'''
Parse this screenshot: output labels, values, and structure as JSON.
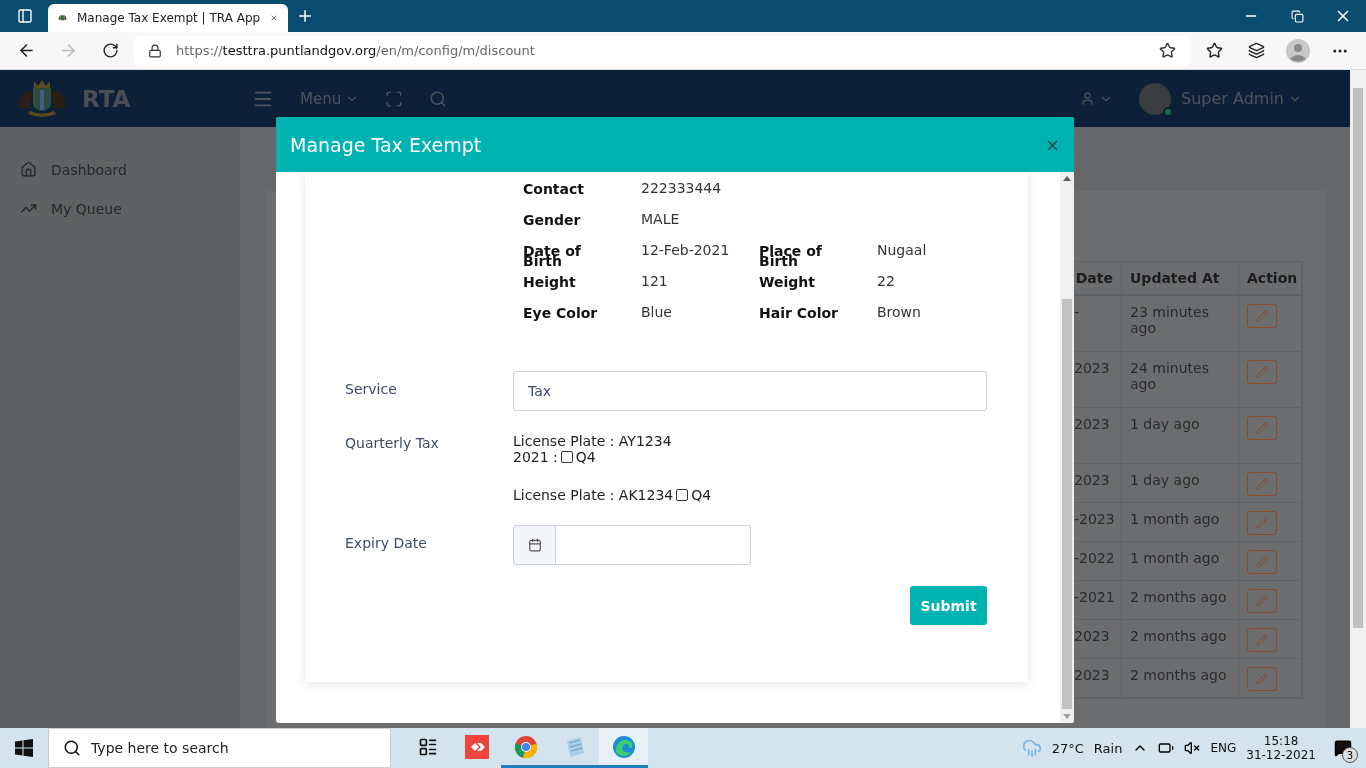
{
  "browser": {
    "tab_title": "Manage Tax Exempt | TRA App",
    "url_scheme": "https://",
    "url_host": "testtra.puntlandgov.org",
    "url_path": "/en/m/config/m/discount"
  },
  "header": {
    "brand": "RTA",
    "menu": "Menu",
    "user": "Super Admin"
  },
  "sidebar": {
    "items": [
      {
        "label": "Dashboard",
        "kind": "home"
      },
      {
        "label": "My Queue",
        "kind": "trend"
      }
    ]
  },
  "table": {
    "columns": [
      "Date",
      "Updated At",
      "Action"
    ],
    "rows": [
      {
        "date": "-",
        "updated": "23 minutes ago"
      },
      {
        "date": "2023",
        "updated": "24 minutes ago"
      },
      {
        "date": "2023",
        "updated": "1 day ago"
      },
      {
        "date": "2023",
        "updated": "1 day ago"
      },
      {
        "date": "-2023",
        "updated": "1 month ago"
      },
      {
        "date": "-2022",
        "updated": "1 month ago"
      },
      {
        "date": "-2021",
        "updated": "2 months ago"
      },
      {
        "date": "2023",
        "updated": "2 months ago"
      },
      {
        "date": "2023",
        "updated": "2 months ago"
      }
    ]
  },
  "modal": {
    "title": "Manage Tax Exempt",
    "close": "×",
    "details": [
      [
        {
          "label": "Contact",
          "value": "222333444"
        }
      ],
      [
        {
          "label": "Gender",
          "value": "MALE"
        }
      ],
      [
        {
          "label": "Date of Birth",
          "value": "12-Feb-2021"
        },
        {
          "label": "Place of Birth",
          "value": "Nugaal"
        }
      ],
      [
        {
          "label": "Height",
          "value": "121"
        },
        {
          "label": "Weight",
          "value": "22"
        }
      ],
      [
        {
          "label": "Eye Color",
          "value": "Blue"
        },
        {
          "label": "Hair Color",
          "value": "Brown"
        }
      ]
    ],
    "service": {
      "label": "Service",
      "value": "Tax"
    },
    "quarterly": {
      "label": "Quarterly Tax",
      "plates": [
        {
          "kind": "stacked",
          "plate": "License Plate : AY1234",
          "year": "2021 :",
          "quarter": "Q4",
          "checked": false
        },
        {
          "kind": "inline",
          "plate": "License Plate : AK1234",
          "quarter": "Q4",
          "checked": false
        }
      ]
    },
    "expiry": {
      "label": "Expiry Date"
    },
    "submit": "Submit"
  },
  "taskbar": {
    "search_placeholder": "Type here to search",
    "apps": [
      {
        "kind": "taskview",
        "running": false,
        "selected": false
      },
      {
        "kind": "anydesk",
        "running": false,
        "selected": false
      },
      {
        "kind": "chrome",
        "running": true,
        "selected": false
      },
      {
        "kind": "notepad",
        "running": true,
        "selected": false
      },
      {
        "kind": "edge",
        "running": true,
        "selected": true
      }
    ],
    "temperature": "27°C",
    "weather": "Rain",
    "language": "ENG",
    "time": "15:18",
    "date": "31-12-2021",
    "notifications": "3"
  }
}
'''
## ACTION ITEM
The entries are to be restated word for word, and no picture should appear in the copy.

## WRITTEN SOLUTION
Parse this screenshot: output labels, values, and structure as JSON.
{
  "browser": {
    "tab_title": "Manage Tax Exempt | TRA App",
    "url_scheme": "https://",
    "url_host": "testtra.puntlandgov.org",
    "url_path": "/en/m/config/m/discount"
  },
  "header": {
    "brand": "RTA",
    "menu": "Menu",
    "user": "Super Admin"
  },
  "sidebar": {
    "items": [
      {
        "label": "Dashboard",
        "kind": "home"
      },
      {
        "label": "My Queue",
        "kind": "trend"
      }
    ]
  },
  "table": {
    "columns": [
      "Date",
      "Updated At",
      "Action"
    ],
    "rows": [
      {
        "date": "-",
        "updated": "23 minutes ago"
      },
      {
        "date": "2023",
        "updated": "24 minutes ago"
      },
      {
        "date": "2023",
        "updated": "1 day ago"
      },
      {
        "date": "2023",
        "updated": "1 day ago"
      },
      {
        "date": "-2023",
        "updated": "1 month ago"
      },
      {
        "date": "-2022",
        "updated": "1 month ago"
      },
      {
        "date": "-2021",
        "updated": "2 months ago"
      },
      {
        "date": "2023",
        "updated": "2 months ago"
      },
      {
        "date": "2023",
        "updated": "2 months ago"
      }
    ]
  },
  "modal": {
    "title": "Manage Tax Exempt",
    "close": "×",
    "details": [
      [
        {
          "label": "Contact",
          "value": "222333444"
        }
      ],
      [
        {
          "label": "Gender",
          "value": "MALE"
        }
      ],
      [
        {
          "label": "Date of Birth",
          "value": "12-Feb-2021"
        },
        {
          "label": "Place of Birth",
          "value": "Nugaal"
        }
      ],
      [
        {
          "label": "Height",
          "value": "121"
        },
        {
          "label": "Weight",
          "value": "22"
        }
      ],
      [
        {
          "label": "Eye Color",
          "value": "Blue"
        },
        {
          "label": "Hair Color",
          "value": "Brown"
        }
      ]
    ],
    "service": {
      "label": "Service",
      "value": "Tax"
    },
    "quarterly": {
      "label": "Quarterly Tax",
      "plates": [
        {
          "kind": "stacked",
          "plate": "License Plate : AY1234",
          "year": "2021 :",
          "quarter": "Q4",
          "checked": false
        },
        {
          "kind": "inline",
          "plate": "License Plate : AK1234",
          "quarter": "Q4",
          "checked": false
        }
      ]
    },
    "expiry": {
      "label": "Expiry Date"
    },
    "submit": "Submit"
  },
  "taskbar": {
    "search_placeholder": "Type here to search",
    "apps": [
      {
        "kind": "taskview",
        "running": false,
        "selected": false
      },
      {
        "kind": "anydesk",
        "running": false,
        "selected": false
      },
      {
        "kind": "chrome",
        "running": true,
        "selected": false
      },
      {
        "kind": "notepad",
        "running": true,
        "selected": false
      },
      {
        "kind": "edge",
        "running": true,
        "selected": true
      }
    ],
    "temperature": "27°C",
    "weather": "Rain",
    "language": "ENG",
    "time": "15:18",
    "date": "31-12-2021",
    "notifications": "3"
  }
}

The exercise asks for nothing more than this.